Problem to solve:
Extract each line of the records below that contains the word "watermark".

App and web page records:
◆ ◆ ◆ ◆
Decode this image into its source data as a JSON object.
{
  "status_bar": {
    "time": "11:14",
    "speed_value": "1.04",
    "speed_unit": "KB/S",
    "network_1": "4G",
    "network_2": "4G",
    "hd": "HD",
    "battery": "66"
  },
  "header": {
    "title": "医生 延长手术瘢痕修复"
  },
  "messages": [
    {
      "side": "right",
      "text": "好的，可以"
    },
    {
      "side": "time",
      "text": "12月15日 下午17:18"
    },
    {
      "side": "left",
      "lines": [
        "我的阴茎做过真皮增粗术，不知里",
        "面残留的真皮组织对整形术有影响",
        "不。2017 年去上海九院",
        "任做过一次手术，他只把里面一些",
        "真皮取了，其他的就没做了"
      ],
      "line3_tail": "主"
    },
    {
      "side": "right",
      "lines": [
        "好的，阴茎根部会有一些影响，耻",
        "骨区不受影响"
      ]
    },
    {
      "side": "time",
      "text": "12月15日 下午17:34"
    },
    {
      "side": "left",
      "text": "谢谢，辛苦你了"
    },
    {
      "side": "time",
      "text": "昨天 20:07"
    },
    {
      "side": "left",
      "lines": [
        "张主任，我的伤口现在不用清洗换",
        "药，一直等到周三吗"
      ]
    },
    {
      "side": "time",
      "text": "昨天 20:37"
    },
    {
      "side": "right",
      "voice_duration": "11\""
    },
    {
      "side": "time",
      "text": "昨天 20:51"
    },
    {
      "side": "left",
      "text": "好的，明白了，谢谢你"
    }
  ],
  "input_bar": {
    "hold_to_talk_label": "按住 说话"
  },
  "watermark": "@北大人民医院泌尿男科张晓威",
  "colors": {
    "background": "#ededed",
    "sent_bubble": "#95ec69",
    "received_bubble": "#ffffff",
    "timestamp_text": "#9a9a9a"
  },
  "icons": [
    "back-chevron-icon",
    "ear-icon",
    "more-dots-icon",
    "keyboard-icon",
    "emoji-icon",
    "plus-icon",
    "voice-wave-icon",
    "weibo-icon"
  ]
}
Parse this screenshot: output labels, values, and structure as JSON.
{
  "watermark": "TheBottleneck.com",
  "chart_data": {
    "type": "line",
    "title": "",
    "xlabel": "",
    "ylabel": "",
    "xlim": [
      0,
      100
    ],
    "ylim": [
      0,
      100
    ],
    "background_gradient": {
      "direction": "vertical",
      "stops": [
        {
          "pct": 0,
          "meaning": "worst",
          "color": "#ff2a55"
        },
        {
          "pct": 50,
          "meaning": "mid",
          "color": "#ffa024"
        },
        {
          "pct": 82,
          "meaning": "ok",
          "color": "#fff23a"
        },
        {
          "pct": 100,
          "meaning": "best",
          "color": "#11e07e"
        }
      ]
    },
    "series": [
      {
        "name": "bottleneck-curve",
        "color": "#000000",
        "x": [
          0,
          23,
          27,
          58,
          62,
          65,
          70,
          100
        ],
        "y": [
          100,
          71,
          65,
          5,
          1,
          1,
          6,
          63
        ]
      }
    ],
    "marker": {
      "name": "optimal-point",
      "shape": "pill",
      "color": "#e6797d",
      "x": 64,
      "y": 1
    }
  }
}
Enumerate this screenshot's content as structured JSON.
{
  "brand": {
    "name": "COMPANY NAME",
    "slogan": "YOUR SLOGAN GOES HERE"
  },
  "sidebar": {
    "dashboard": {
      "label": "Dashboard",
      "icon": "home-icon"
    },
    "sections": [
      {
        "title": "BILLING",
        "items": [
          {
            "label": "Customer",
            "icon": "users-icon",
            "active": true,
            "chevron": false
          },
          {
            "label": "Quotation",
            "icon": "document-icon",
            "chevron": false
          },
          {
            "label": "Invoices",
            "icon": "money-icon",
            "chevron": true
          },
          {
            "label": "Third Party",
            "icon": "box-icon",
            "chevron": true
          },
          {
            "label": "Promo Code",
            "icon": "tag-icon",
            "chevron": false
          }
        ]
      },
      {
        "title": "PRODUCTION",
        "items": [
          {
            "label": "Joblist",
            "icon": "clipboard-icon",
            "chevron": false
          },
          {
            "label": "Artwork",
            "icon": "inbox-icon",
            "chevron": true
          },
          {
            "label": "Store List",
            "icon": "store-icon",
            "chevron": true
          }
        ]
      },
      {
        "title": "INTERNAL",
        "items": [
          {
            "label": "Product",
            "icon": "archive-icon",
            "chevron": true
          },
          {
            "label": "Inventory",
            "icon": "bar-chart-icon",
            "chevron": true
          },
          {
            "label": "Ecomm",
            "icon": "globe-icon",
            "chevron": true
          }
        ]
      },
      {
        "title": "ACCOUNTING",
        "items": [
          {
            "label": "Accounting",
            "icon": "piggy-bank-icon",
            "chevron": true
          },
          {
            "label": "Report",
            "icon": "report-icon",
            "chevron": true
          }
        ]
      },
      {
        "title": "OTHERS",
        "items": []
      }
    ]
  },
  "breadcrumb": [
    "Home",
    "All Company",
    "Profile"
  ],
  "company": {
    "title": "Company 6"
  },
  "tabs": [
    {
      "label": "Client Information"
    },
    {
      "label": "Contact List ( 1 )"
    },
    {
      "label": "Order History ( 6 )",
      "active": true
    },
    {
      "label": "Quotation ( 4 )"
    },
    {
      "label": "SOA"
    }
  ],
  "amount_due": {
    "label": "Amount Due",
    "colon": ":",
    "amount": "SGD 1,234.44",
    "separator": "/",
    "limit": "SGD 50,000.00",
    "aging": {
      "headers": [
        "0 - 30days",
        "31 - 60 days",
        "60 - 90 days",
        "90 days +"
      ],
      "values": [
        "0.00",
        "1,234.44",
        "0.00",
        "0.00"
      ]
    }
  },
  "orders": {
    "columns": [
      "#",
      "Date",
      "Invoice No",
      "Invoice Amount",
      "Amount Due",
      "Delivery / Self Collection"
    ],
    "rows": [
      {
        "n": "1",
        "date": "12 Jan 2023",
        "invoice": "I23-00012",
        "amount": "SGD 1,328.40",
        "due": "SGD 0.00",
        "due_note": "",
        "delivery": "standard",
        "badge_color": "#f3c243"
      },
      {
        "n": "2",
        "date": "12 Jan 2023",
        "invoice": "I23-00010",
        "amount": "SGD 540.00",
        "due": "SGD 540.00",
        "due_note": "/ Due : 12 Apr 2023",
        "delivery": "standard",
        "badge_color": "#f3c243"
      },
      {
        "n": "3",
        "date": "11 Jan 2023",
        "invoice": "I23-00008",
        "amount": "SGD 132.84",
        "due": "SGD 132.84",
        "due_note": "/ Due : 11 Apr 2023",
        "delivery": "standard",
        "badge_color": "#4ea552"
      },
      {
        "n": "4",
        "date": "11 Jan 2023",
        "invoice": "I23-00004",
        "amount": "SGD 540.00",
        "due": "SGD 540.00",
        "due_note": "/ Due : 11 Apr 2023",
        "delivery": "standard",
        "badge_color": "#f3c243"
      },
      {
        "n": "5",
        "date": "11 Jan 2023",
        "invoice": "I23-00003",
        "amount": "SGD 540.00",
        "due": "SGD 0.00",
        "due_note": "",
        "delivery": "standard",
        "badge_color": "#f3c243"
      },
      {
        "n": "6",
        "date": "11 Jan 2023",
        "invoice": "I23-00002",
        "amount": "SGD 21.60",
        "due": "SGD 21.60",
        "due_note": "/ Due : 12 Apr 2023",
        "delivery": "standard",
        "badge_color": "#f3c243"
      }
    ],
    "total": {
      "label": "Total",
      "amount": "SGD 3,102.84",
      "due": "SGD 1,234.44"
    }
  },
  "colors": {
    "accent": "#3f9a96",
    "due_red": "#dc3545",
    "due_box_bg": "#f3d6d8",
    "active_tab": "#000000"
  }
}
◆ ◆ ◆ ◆
Your response:
  "watermark": "@北大人民医院泌尿男科张晓威",
  "watermark": "TheBottleneck.com",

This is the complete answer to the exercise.